■ TASK DIRECTIONS ■
Reproduce the data exactly as given, except for any images.

(Records from a data collection)
══════════
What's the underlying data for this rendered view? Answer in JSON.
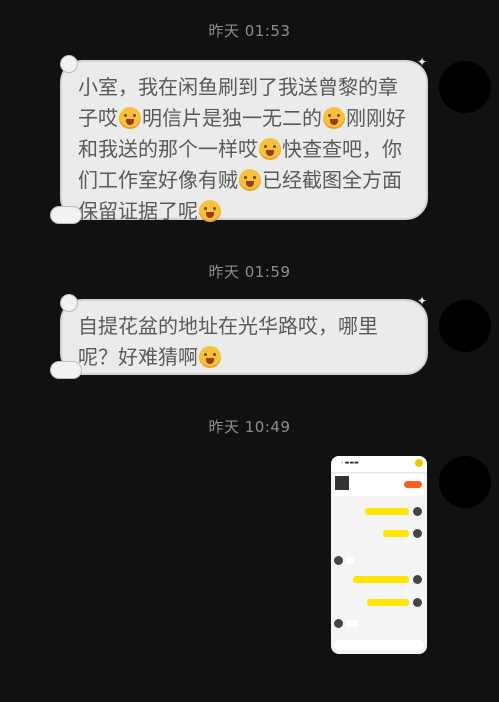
{
  "chat": {
    "messages": [
      {
        "time": "昨天 01:53",
        "text": [
          "小室，我在闲鱼刷到了我送曾黎的章子哎",
          "明信片是独一无二的",
          "刚刚好和我送的那个一样哎",
          "快查查吧，你们工作室好像有贼",
          "已经截图全方面保留证据了呢",
          ""
        ]
      },
      {
        "time": "昨天 01:59",
        "text": [
          "自提花盆的地址在光华路哎，哪里呢？好难猜啊",
          ""
        ]
      },
      {
        "time": "昨天 10:49",
        "image": "screenshot-thumbnail"
      }
    ]
  },
  "icons": {
    "emoji": "fearful-face-emoji",
    "avatar": "avatar-icon"
  },
  "colors": {
    "background": "#111111",
    "bubble": "#ebebeb",
    "accent_yellow": "#ffe500"
  }
}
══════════
■ ANSWER SPACE ■
What's the underlying data for this rendered view? Answer in JSON.
{
  "chat": {
    "messages": [
      {
        "time": "昨天 01:53",
        "text": [
          "小室，我在闲鱼刷到了我送曾黎的章子哎",
          "明信片是独一无二的",
          "刚刚好和我送的那个一样哎",
          "快查查吧，你们工作室好像有贼",
          "已经截图全方面保留证据了呢",
          ""
        ]
      },
      {
        "time": "昨天 01:59",
        "text": [
          "自提花盆的地址在光华路哎，哪里呢？好难猜啊",
          ""
        ]
      },
      {
        "time": "昨天 10:49",
        "image": "screenshot-thumbnail"
      }
    ]
  },
  "icons": {
    "emoji": "fearful-face-emoji",
    "avatar": "avatar-icon"
  },
  "colors": {
    "background": "#111111",
    "bubble": "#ebebeb",
    "accent_yellow": "#ffe500"
  }
}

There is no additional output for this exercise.